[EXERCISE MATERIAL — start]

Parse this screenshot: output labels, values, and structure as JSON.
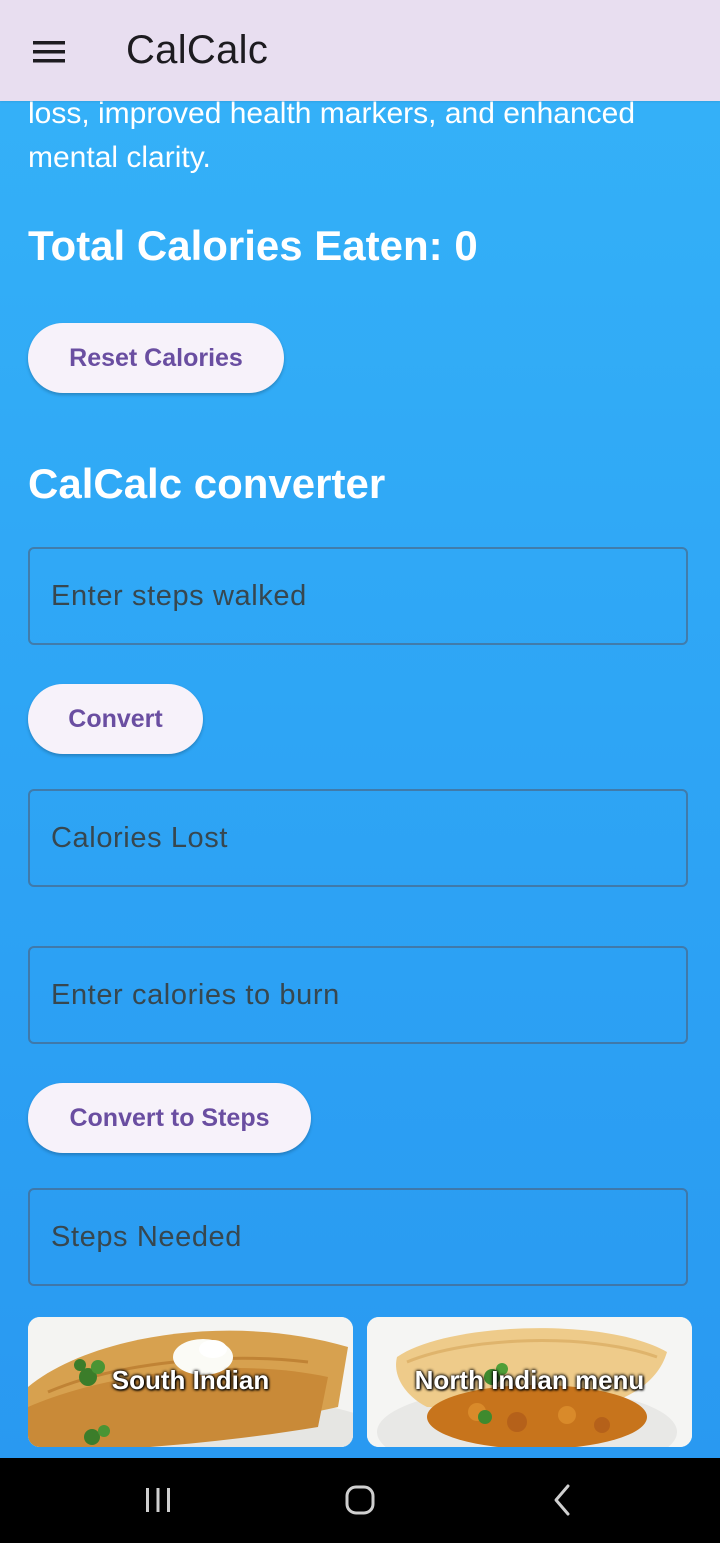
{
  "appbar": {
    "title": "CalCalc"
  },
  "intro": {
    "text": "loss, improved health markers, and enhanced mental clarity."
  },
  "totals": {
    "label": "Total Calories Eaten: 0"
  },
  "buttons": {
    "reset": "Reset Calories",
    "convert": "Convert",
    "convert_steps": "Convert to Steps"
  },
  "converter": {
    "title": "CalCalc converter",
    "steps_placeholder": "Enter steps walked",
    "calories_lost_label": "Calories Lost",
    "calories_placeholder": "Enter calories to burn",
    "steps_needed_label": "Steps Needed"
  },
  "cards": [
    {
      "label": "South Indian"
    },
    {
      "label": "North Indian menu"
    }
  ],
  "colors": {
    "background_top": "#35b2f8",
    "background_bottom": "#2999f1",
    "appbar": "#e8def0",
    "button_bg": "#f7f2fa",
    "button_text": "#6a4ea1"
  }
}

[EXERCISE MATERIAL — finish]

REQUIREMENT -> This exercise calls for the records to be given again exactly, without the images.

YOUR SOLUTION ->
Parse this screenshot: output labels, values, and structure as JSON.
{
  "appbar": {
    "title": "CalCalc"
  },
  "intro": {
    "text": "loss, improved health markers, and enhanced mental clarity."
  },
  "totals": {
    "label": "Total Calories Eaten: 0"
  },
  "buttons": {
    "reset": "Reset Calories",
    "convert": "Convert",
    "convert_steps": "Convert to Steps"
  },
  "converter": {
    "title": "CalCalc converter",
    "steps_placeholder": "Enter steps walked",
    "calories_lost_label": "Calories Lost",
    "calories_placeholder": "Enter calories to burn",
    "steps_needed_label": "Steps Needed"
  },
  "cards": [
    {
      "label": "South Indian"
    },
    {
      "label": "North Indian menu"
    }
  ],
  "colors": {
    "background_top": "#35b2f8",
    "background_bottom": "#2999f1",
    "appbar": "#e8def0",
    "button_bg": "#f7f2fa",
    "button_text": "#6a4ea1"
  }
}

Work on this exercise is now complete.